FA's Elliott outlines voluntary code for greater diversity in leading roles

Martyn Herman

By Martyn Herman

LONDON (Reuters) - Anti-racism campaigner Paul Elliott says English soccer's support of the Black Lives Matter campaign will be an 'empty gesture' unless concrete action is taken to have more black representation in leading administration roles.

In an open letter to the industry on Thursday the former Chelsea and Celtic player Elliott, now chair of the Football Association's Inclusion and Advisory Board, outlined plans for a voluntary code for Equality In Football Leadership.

Elliott says clubs from grassroots to elite level could then work towards meaningful targets in achieving greater diversity in boardrooms, senior administration and coaching.

"Our aim is to add to the good work clubs are already doing up and down the country, working with them to create meaningful targets which we can then all use to demonstrate collective progress," Elliott said.

"Adopting the code will signify that together we want to go on a journey to ensure football leads the way.
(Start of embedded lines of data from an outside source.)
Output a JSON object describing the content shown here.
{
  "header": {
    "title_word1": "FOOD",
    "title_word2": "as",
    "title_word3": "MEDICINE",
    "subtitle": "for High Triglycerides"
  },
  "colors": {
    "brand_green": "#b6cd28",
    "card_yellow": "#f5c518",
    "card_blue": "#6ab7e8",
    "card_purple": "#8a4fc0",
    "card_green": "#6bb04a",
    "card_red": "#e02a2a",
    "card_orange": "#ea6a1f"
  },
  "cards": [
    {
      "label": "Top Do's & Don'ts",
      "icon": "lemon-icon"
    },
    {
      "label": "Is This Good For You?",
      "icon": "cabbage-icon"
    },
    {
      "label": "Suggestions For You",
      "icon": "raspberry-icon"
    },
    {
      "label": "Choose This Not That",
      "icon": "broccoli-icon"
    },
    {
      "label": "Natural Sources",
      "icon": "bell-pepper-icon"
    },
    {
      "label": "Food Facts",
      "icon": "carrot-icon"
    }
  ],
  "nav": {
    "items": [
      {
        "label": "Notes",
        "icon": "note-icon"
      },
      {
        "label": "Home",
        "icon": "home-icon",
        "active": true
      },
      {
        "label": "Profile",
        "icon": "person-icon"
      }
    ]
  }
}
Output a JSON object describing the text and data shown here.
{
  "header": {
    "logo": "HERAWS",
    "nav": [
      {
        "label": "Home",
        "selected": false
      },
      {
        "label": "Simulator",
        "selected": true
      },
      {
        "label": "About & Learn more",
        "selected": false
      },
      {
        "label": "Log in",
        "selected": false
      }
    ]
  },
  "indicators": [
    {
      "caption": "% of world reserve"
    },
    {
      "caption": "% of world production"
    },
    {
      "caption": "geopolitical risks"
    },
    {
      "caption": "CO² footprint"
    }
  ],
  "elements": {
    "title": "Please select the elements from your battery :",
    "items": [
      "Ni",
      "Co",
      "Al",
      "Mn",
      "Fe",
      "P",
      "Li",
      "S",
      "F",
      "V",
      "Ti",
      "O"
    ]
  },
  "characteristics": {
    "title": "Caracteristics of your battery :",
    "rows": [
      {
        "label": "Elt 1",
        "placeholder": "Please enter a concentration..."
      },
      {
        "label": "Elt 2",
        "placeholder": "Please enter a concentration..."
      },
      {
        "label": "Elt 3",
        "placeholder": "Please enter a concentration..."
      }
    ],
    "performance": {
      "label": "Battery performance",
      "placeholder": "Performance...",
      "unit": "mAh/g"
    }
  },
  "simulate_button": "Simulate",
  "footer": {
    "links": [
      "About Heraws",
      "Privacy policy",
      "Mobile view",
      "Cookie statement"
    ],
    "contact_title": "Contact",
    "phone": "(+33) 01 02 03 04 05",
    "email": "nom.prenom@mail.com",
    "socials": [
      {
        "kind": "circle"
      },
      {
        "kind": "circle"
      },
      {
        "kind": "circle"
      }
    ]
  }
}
We'll audit annually and will be transparent in publishing results.

"To do this clubs will need to be prepared to be transparent about their diversity statistics."

Elliott praised the diversity of the FA's Board which has four women and one BAME director, but said the Premier League, EFL, FA Women's Super League and National League must step up.

The Premier League restarted on Wednesday after the COVID-19 shutdown and the first 12 fixtures will see names on the back of shirts replaced by "Black Lives Matter".

Before Wednesday's matches between Aston Villa and Sheffield United and Manchester City and Arsenal, all the players took a knee in support of protests into the killing of George Floyd by a police officer in Minneapolis last month.

"It fills me with huge pride that, for the remainder of the season, teams playing in the Premier League, EFL and the FA Cup will support the Black Lives Matter campaign," Elliott said.

"Despite that progress, we still have some way to go as a game in some key areas. Critically, we need to address the systemic inequalities that prevent under-represented and minority communities gaining senior management opportunities across society and in football."


(Reporting by Martyn Herman; Editing by Christian Radnedge)